Wednesday, February 10, 2016

All on a Mardi Gras day

Click any photo to "embiggen"
We woke up Mardi Gras morning without much of a plan, only a few ideas of what we wanted to do.

First was to get dressed. What to wear, what to wear?

Then we made our way to a location deep in the Bywater, no address, just a vague description. It was here, we'd been told, that the St. Anne parade would stop, and costumed revelers would gather before moving onward into the French Quarter to meet the Rex parade.

As we walked through the streets under a cold crisp morning sky, the breeze tugging at our feathered boas and masks, we encountered other revelers moving in the same direction. We followed them up Clouet Street where, in front of a small house, an amazing host of carnival-goers were gathered.


These were truly the most amazing costumes I've ever encountered. Everywhere you looked there were fabulous creatures; peacocks and pirates, butterflies and pashas, flower baskets on legs and the Queen of Hearts.

The backyard and garden gates were thrown open, and people gathered round punchbowls holding colorful mxtures, or they posed along the gallery.
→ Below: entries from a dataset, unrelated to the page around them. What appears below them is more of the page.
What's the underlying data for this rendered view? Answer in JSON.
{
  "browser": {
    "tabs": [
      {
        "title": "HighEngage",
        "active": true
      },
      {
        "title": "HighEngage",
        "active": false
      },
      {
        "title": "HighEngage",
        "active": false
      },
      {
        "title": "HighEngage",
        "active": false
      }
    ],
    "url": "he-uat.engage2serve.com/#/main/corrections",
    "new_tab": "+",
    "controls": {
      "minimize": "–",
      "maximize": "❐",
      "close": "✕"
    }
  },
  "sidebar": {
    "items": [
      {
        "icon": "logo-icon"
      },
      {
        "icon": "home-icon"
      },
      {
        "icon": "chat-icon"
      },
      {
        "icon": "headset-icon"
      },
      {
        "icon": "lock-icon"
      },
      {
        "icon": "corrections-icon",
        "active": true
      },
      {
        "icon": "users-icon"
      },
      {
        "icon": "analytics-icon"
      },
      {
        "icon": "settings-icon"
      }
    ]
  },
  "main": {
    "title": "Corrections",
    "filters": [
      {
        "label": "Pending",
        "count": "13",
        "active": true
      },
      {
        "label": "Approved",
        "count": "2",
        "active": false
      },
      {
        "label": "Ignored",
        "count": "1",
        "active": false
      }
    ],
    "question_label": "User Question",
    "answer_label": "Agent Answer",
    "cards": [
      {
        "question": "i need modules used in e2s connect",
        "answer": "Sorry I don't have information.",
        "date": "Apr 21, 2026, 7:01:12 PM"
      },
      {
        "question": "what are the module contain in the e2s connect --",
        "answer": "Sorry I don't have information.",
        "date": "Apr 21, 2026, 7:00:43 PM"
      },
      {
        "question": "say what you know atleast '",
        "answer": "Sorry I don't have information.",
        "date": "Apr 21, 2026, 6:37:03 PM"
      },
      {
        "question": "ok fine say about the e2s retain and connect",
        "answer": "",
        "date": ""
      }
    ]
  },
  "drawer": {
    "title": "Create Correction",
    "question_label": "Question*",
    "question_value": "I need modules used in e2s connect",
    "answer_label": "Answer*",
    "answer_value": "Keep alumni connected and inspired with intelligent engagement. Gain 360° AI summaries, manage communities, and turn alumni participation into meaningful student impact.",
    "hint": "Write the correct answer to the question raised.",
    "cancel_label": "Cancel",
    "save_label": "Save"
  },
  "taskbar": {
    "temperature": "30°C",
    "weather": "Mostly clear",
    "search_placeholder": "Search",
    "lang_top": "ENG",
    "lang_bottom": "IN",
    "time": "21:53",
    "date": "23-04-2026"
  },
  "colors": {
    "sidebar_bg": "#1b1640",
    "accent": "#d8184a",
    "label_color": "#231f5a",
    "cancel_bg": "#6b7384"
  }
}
It was like a receiving line of creativity on legs.

Out in the street, the gathering had swelled, the drummers played and people danced, even leaping up on top of a parked van to dance on the roof.

Soon, the masses converged at Dauphine and Clouet and, following bright circlets of fluttering ribbons, began to move uptown.

We had other plans, however. We pressed through the crowds back to our car, and drove to the Treme, hoping to find Mardi Gras Indians at the Backstreets Museum, or to catch the Zulu parade as it wove up Basin Street. We parked at St. Augustine Church,

No Indians yet, but members of the Northside Skull and Bones Gang were dancing on the front porch - among them, our good friend Ronald Lewis. Skull and Bones is another African-American tradition in New Orleans, one that dates back over 200 years.

Yakamein, or "ole sober"
This was a good stop to get some food in our bellies, with yakamein and red beans and rice, and to replenish our liquid refreshments.

Our friend Donna with Ronald Lewis
A gathering of ethnomusicologists
Here, to our delight, we encountered an old friend and his family - it was great to reconnect.

This was a great scene here, with music and food and drink. Only a few blocks away from the parade route for Zulu, it allowed folks to break away for a glimpse of that much bigger parade, and then return for some more relaxation.

Our little group split up, with some going to find Zulu. The two of us went, instead, in search of more adventure.. We set out to find the Mardi Gras Indians up "under the bridge," at Claiborne Avenue.

All on a Mardi Gras Day.


Anonymous said...

Great pics Glynis!!! Glad I got to see you briefly. Y'all are MG warriors!
From Becky

Carol Triebel said...

Great photos! I love the way you write--I feel as though I'm along side of you. I really enjoy your blog and hope you keep writing it!


Anonymous said...

Thanks for sharing a taste of the real Mardis Gras. We don't get to see anything but mob scenes and beads. So glad to have you on the street.